__What you have to do__: From the entries below, report how many lines contain the string "true". Give only that number.

=====

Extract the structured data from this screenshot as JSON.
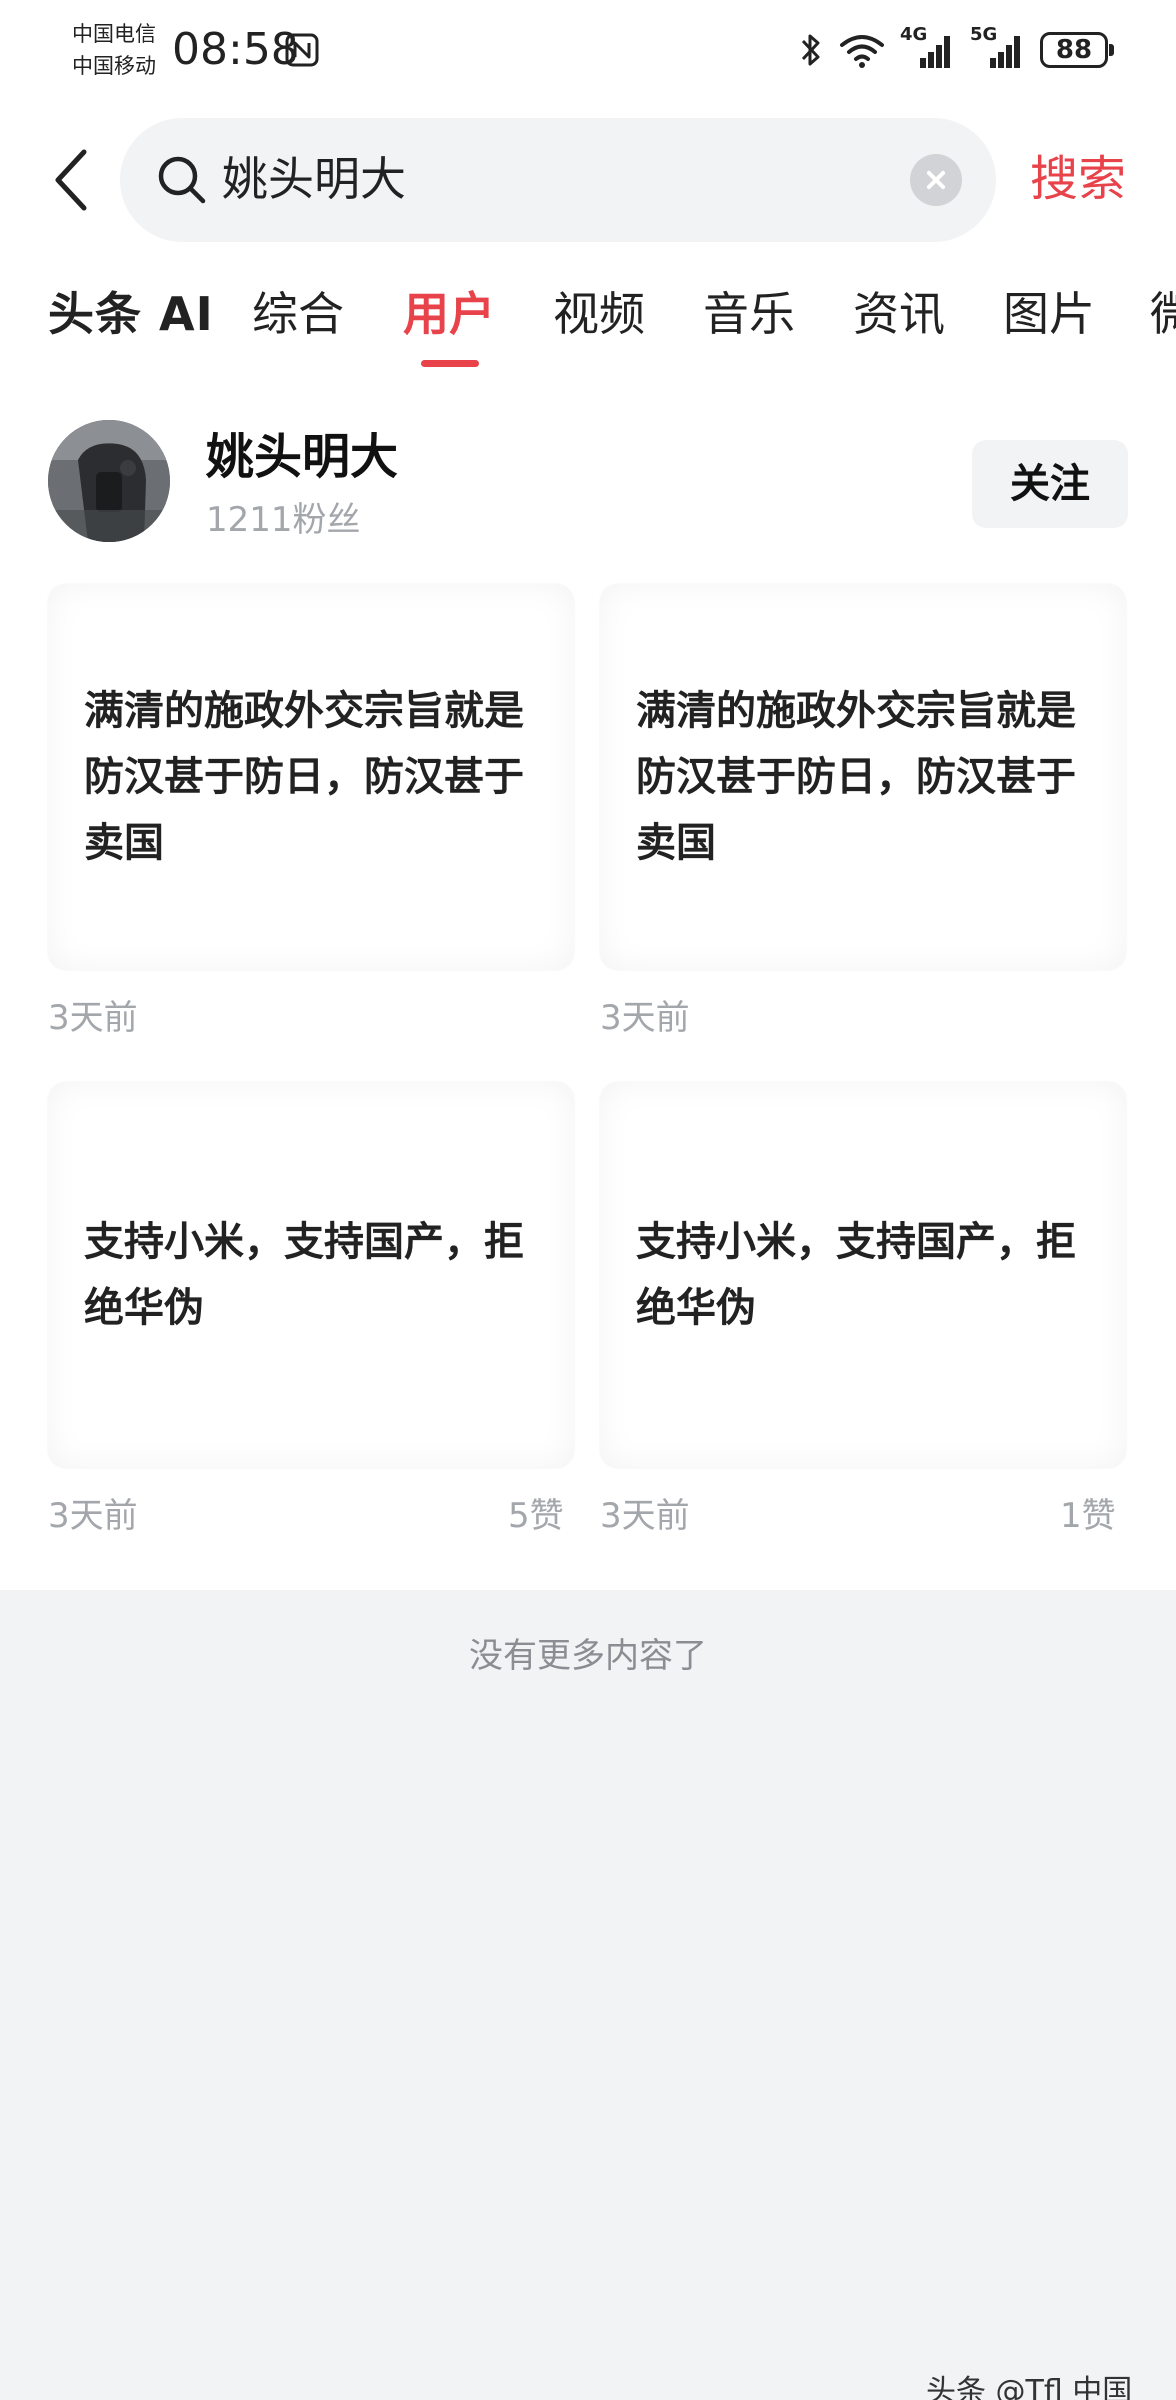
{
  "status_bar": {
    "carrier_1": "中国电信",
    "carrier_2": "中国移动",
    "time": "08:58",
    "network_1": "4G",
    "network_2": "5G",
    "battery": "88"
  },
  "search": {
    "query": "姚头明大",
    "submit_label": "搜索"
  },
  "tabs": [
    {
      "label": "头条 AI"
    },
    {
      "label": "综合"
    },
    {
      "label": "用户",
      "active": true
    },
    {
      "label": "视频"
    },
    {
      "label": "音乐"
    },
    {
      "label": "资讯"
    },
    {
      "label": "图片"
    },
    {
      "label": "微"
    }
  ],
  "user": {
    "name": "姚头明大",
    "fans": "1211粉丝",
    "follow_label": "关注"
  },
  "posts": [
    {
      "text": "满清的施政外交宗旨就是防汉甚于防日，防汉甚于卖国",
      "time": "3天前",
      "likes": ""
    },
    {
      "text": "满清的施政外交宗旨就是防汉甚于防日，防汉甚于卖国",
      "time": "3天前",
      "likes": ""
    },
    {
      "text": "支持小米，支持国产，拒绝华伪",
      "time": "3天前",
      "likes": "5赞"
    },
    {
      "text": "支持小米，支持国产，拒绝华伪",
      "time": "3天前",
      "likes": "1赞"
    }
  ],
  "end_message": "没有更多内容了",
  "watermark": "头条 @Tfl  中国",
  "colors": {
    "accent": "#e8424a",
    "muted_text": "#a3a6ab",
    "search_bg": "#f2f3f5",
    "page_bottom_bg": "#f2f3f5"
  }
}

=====

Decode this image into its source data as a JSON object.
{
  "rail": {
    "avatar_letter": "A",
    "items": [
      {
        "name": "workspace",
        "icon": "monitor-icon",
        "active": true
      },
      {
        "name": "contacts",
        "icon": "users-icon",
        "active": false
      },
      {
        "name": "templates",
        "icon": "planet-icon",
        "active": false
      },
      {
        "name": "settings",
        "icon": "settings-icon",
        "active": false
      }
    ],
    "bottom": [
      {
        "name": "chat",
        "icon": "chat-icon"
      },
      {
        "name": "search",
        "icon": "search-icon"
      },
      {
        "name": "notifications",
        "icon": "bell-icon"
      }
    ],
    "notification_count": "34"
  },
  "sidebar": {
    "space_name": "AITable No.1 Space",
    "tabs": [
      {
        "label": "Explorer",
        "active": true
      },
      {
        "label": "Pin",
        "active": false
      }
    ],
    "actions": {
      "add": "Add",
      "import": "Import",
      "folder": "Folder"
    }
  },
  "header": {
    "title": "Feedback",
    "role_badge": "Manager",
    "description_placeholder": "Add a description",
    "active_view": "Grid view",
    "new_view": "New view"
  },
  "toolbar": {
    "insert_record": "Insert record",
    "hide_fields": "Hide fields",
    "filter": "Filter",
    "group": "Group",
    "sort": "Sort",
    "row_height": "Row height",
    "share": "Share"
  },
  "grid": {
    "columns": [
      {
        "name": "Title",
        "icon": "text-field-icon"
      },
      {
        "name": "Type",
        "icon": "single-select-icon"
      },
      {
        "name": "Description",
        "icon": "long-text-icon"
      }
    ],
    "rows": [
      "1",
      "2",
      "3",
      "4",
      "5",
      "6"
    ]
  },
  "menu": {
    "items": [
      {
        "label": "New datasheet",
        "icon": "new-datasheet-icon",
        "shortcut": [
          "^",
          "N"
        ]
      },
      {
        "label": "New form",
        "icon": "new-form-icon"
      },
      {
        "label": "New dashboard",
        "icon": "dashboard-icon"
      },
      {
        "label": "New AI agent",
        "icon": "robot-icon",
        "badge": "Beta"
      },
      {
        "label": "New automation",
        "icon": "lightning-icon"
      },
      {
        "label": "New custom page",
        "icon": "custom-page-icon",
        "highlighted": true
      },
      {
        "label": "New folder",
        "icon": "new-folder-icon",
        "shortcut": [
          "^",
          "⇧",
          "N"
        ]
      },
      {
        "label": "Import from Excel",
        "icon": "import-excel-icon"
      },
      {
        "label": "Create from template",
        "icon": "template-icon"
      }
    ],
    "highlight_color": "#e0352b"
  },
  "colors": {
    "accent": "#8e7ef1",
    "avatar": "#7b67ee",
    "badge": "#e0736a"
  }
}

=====

__Result__: 4